Please return exactly the line that contains "What data populates" and every line after it, through the last line of the records below, with no pictures.

Stored dataset items
----

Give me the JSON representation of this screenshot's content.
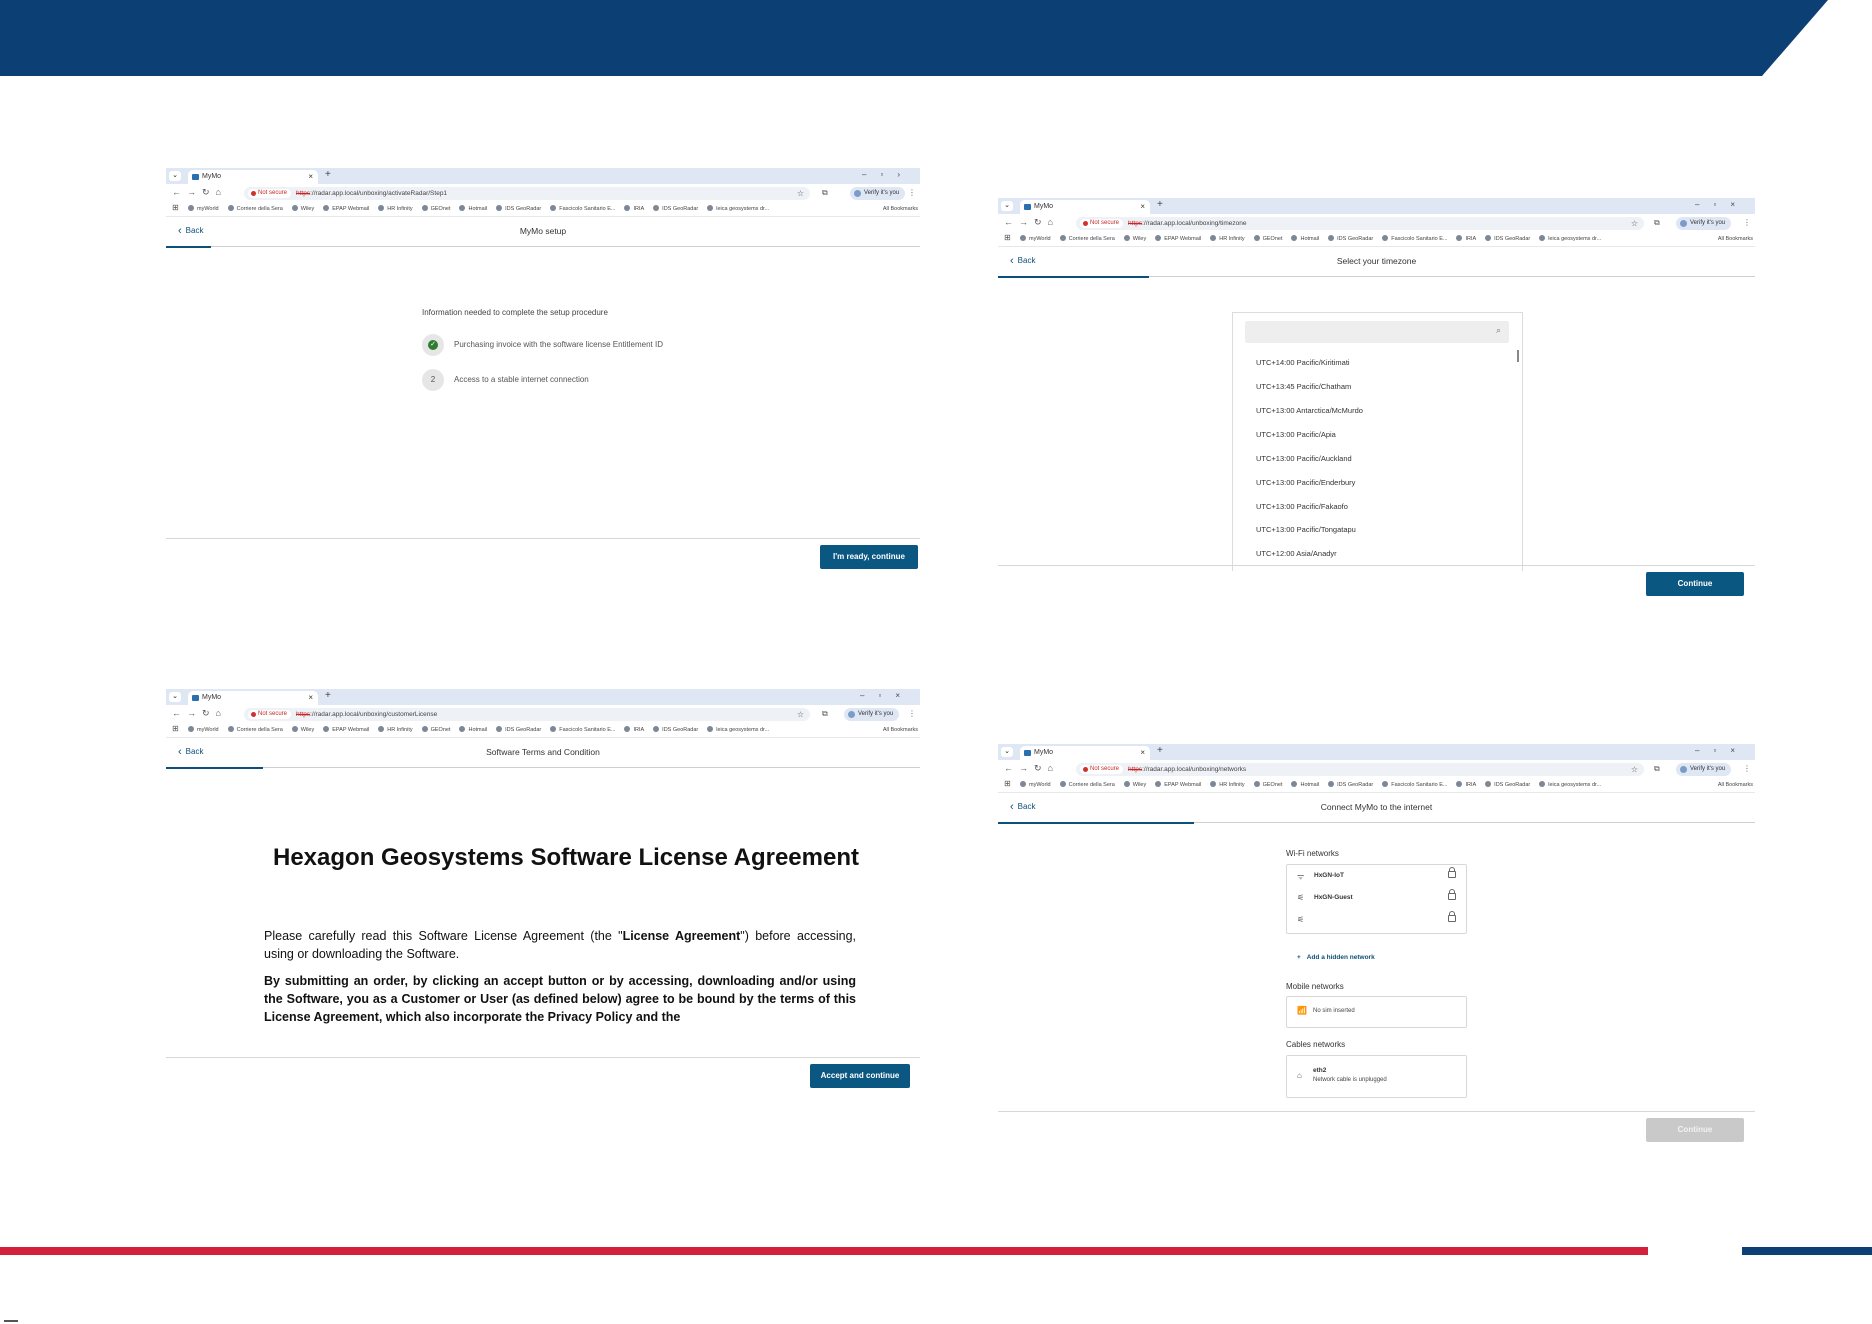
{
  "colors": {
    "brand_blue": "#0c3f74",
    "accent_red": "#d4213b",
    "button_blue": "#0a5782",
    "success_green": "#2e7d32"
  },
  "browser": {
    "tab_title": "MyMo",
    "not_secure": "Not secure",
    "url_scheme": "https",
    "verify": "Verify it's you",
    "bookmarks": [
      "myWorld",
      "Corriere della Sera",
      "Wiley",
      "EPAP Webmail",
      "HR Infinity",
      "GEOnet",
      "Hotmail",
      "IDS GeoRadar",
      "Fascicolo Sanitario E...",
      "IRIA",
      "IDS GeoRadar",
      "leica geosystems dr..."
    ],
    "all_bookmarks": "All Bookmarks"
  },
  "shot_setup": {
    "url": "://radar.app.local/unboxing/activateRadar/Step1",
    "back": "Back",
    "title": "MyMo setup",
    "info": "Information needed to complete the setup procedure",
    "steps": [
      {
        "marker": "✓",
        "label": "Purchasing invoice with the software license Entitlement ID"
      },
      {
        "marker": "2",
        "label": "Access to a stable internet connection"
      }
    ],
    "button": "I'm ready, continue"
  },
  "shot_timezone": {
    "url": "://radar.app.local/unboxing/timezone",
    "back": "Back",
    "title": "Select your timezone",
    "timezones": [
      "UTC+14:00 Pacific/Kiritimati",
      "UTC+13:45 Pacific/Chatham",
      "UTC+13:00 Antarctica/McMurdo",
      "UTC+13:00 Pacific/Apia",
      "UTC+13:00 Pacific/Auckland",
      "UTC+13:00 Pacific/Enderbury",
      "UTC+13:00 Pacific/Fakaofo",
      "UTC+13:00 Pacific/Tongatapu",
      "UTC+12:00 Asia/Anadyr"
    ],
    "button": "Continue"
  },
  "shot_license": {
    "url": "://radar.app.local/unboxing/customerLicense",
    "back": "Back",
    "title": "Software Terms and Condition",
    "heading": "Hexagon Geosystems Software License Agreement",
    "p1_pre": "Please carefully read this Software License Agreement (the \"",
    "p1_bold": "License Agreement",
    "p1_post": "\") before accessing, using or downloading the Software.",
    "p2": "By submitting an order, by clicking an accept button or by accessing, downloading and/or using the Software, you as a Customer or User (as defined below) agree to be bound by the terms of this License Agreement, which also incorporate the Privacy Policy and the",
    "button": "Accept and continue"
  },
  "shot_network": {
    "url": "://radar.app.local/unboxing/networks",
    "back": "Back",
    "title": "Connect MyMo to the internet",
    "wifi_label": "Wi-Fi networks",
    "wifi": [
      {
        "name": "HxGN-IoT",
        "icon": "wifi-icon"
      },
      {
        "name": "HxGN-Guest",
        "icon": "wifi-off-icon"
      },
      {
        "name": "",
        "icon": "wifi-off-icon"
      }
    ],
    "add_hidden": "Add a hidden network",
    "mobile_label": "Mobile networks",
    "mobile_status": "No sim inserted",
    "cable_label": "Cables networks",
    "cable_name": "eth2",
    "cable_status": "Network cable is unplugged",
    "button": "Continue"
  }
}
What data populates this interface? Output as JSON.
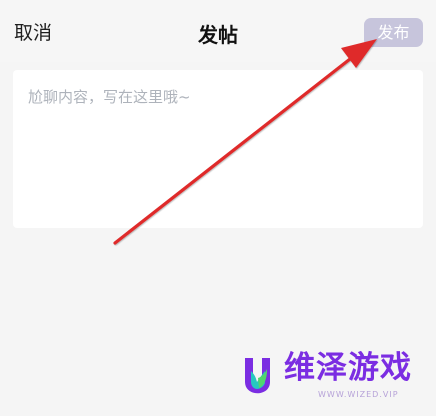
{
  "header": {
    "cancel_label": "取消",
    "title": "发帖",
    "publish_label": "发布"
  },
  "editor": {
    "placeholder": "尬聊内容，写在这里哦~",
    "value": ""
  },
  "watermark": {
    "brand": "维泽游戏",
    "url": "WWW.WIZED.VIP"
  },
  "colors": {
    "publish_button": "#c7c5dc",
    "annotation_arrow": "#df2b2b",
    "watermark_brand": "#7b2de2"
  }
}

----

**Completed task**.
What data populates this interface? Output as JSON.
{
  "header": {
    "cancel_label": "取消",
    "title": "发帖",
    "publish_label": "发布"
  },
  "editor": {
    "placeholder": "尬聊内容，写在这里哦~",
    "value": ""
  },
  "watermark": {
    "brand": "维泽游戏",
    "url": "WWW.WIZED.VIP"
  },
  "colors": {
    "publish_button": "#c7c5dc",
    "annotation_arrow": "#df2b2b",
    "watermark_brand": "#7b2de2"
  }
}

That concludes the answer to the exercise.